* [What you are asked to do]
Pick out all lines of the entries that include the word "本章小结" and copy them.

Records from a data collection:
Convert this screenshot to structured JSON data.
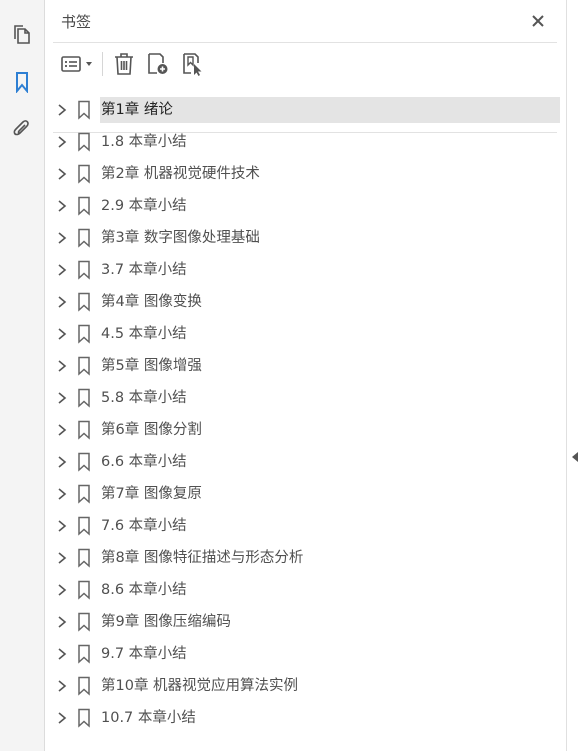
{
  "panel": {
    "title": "书签"
  },
  "rail": {
    "items": [
      {
        "icon": "pages-icon"
      },
      {
        "icon": "bookmark-icon"
      },
      {
        "icon": "attachment-icon"
      }
    ],
    "accent_color": "#2d7fd3"
  },
  "toolbar": {
    "buttons": [
      {
        "icon": "options-menu-icon"
      },
      {
        "icon": "trash-icon"
      },
      {
        "icon": "add-bookmark-icon"
      },
      {
        "icon": "bookmark-selection-icon"
      }
    ]
  },
  "bookmarks": [
    {
      "label": "第1章  绪论",
      "selected": true
    },
    {
      "label": "1.8  本章小结"
    },
    {
      "label": "第2章  机器视觉硬件技术"
    },
    {
      "label": "2.9  本章小结"
    },
    {
      "label": "第3章  数字图像处理基础"
    },
    {
      "label": "3.7  本章小结"
    },
    {
      "label": "第4章  图像变换"
    },
    {
      "label": "4.5  本章小结"
    },
    {
      "label": "第5章  图像增强"
    },
    {
      "label": "5.8  本章小结"
    },
    {
      "label": "第6章  图像分割"
    },
    {
      "label": "6.6  本章小结"
    },
    {
      "label": "第7章  图像复原"
    },
    {
      "label": "7.6  本章小结"
    },
    {
      "label": "第8章  图像特征描述与形态分析"
    },
    {
      "label": "8.6  本章小结"
    },
    {
      "label": "第9章  图像压缩编码"
    },
    {
      "label": "9.7  本章小结"
    },
    {
      "label": "第10章  机器视觉应用算法实例"
    },
    {
      "label": "10.7  本章小结"
    }
  ],
  "selected_bg": "#e4e4e4"
}
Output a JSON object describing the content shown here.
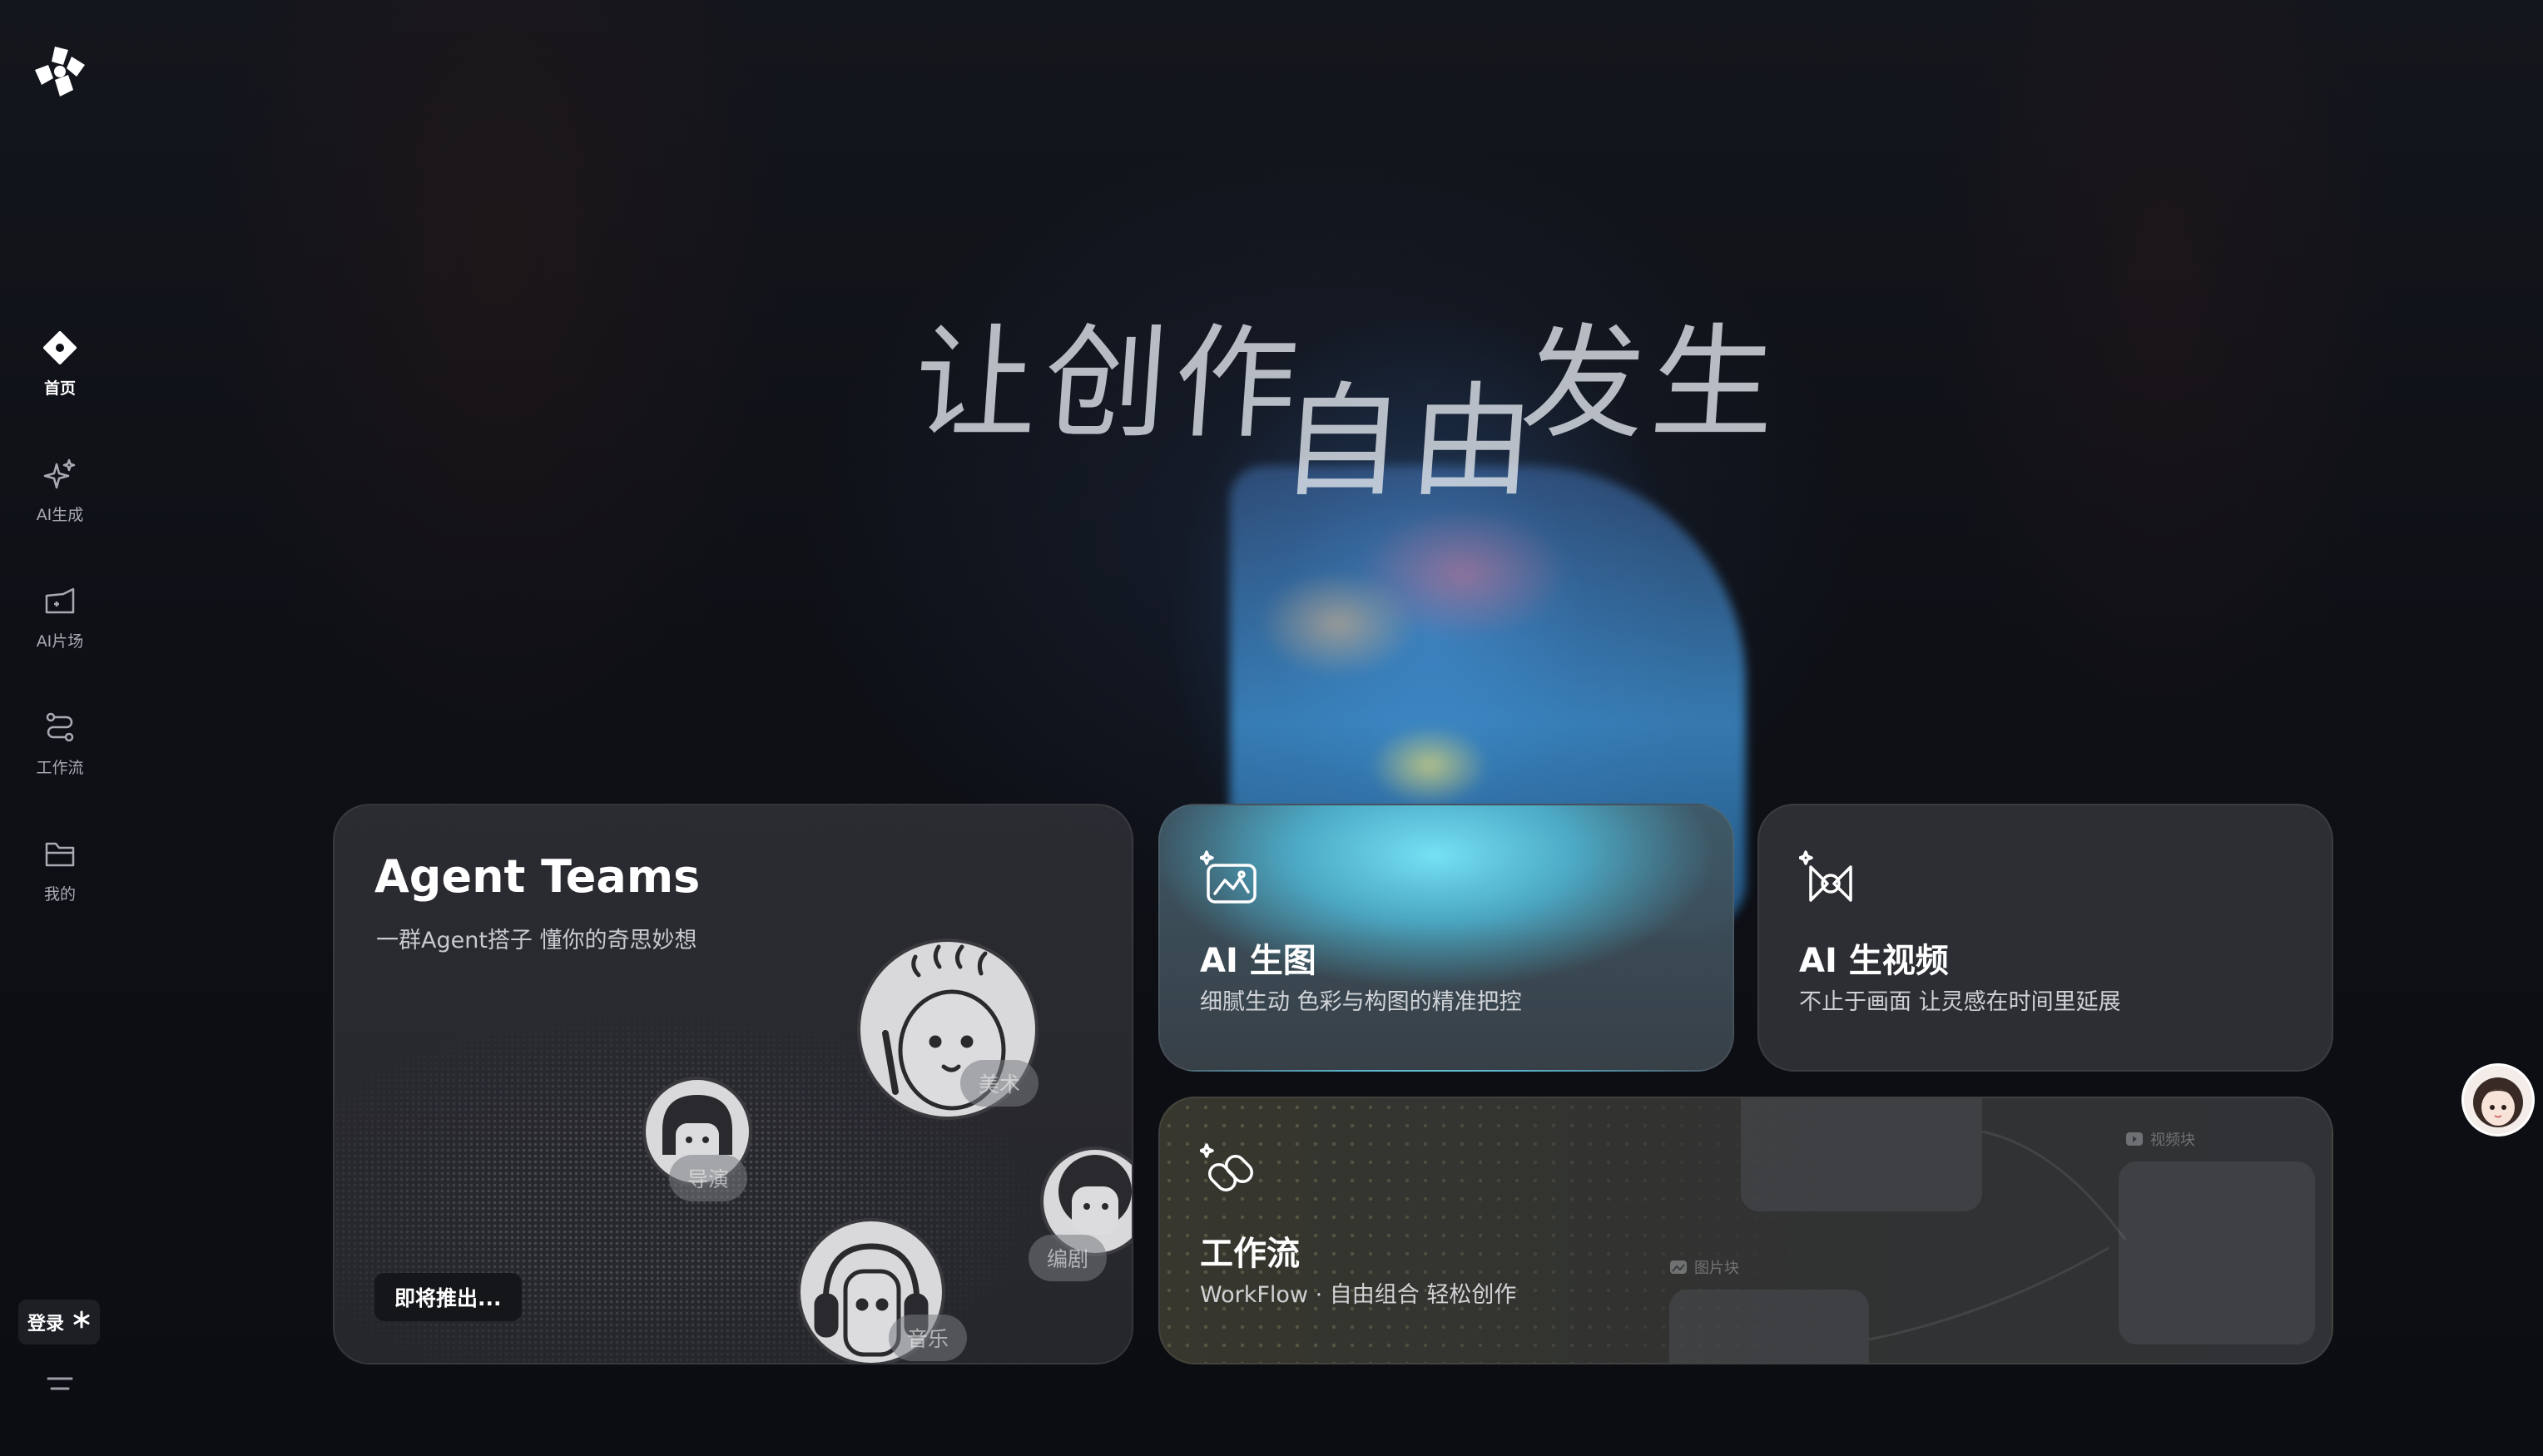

* [Result of this task]
      "label": "1.8  本章小结"
      "label": "2.9  本章小结"
      "label": "3.7  本章小结"
      "label": "4.5  本章小结"
      "label": "5.8  本章小结"
      "label": "6.6  本章小结"
      "label": "7.6  本章小结"
      "label": "8.6  本章小结"
      "label": "9.7  本章小结"
      "label": "10.7  本章小结"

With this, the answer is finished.